* The publication Filmkritik Nr. 335–336, Nov.-Dez. 1984 is realised within the framework of Edit Film Culture!, a project by silent green Film Feld Forschung gGmbH in cooperation with Jonas Mekas/Anthology Film Archives, Arsenal – Institut für Film und Videokunst e. V., SAVVY Contemporary e.V., Harun Farocki Institut, Spector Books and Lithuanian Culture Institute.
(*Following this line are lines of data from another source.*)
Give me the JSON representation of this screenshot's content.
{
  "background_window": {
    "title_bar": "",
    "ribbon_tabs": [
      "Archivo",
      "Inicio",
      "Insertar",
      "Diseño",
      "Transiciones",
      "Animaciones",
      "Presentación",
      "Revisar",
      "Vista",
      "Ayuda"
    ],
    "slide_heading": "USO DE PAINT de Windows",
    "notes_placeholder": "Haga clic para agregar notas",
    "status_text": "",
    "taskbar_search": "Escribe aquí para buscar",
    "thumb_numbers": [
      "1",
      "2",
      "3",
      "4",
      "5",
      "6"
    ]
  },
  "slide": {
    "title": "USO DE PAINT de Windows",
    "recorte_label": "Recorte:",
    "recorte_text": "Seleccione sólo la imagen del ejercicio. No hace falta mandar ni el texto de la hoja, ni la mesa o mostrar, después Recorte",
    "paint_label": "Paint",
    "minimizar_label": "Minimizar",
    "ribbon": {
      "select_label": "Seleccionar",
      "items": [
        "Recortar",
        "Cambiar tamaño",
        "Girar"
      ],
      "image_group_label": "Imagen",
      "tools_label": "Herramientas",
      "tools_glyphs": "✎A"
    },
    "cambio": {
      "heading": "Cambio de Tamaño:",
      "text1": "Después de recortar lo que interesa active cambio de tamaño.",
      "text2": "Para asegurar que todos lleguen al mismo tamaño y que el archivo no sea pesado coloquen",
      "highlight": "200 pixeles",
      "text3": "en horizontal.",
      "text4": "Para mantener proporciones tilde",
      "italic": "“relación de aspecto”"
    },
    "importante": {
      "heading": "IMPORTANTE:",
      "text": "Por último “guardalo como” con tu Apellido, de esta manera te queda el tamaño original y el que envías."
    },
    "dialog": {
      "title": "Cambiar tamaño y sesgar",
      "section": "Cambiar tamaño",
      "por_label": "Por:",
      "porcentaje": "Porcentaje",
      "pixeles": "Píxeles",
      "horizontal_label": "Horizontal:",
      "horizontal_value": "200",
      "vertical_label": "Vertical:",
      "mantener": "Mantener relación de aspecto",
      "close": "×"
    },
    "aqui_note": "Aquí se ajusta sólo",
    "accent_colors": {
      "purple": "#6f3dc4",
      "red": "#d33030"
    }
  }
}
Funded by Hauptstadtkulturfonds.
June 30th, 2018, Projects / Publication
Brought to our attention by Derek Gregory via his resourceful Geographical Imaginations blog: an open call for contributions to the “Corona Notebooks” of Warscapes, a recommended independent online magazine “that provides a lens into current conflicts across the world.” Warscapes is looking for short, 2-3 minute videos “of yourself thinking about this pandemic, maybe accessing a previous memory, maybe reporting on an injustice, maybe narrating a sweet fragment from your daily life, maybe recounting a second chance that this pandemic gave you, maybe telling us about a loved one you reconnected with, maybe you’ve seen a movie or read a book that was powerful, maybe telling us about having the illness. The tone, the tale, the genre and the language is yours to choose. There is an overwhelming amount of news and information but we will together weave an emotionally vibrant and artistic tapestry.”
April 3rd, 2020, Tom
Almost too good to be true in these times of pandemically enforced streaming: Means TV claims to be “the world’s first worker-owned, post-capitalist streaming service,” “entirely funded by people like you.” It has “a library of films, documentaries, and shows with new programming added all the time,” as well “live weekly shows covering news, the working class, gaming and sports. All available to subscribers for $10/month across desktop, mobile and smart TV devices like Roku, Fire and Apple TV. No advertisements or product placements. No corporate backers or VC cash ever.” See also the respective article at Hyperallergic.
April 1st, 2020, Tom
After all the buzz and clamor caused by the 2019 re-opening of the extended MoMA and the much celebrated rehang of its permanent collection, N+1 publishes a sobering curatorial fantasy (by Claire Bishop and Nikki Columbus) on what should have been done instead to come to terms with the “outrageous disconnect between saying and doing at this museum—the brazen hypocrisy and superficial multiculturalism.”
January 8th, 2020, HaFI